[Dataset rows for apps and sites]
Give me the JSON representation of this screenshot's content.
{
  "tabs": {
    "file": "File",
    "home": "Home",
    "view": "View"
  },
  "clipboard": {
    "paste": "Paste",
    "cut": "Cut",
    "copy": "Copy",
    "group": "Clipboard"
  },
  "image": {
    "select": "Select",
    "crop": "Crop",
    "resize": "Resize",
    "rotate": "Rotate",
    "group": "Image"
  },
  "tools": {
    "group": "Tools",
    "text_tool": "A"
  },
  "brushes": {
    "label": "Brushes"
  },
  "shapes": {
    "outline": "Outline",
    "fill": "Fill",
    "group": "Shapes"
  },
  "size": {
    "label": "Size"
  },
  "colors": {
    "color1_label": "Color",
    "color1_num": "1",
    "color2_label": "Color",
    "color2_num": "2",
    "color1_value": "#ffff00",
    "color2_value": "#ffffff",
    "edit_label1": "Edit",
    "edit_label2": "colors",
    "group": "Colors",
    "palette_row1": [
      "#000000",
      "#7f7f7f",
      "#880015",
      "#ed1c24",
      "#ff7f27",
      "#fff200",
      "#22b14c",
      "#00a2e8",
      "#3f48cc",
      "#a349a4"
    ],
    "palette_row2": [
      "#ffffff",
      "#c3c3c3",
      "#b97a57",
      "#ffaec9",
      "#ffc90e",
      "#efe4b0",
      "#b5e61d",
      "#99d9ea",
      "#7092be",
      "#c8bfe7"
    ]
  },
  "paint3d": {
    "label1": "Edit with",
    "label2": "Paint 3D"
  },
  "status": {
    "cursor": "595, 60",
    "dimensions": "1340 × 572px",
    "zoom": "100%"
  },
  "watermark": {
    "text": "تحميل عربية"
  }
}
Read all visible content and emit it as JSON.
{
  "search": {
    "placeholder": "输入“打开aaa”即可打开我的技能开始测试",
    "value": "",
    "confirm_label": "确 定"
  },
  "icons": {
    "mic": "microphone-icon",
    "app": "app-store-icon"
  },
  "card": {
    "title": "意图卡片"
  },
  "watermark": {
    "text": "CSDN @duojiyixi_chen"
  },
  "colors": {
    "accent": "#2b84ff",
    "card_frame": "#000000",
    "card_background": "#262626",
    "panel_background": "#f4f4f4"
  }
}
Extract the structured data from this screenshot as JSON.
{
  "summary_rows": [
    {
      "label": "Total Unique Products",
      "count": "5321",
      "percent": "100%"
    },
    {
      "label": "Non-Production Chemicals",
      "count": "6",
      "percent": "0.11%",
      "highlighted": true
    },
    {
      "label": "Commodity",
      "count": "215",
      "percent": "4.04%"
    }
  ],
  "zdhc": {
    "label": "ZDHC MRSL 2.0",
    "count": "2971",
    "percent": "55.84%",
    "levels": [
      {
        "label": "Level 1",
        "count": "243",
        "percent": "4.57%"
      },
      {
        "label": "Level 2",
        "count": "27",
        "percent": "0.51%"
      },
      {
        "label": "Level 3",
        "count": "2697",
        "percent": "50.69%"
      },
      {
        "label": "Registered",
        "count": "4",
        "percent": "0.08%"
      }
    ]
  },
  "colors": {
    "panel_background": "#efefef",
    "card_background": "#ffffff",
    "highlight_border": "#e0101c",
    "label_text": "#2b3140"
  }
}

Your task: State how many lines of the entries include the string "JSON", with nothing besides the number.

Exercise solution: 3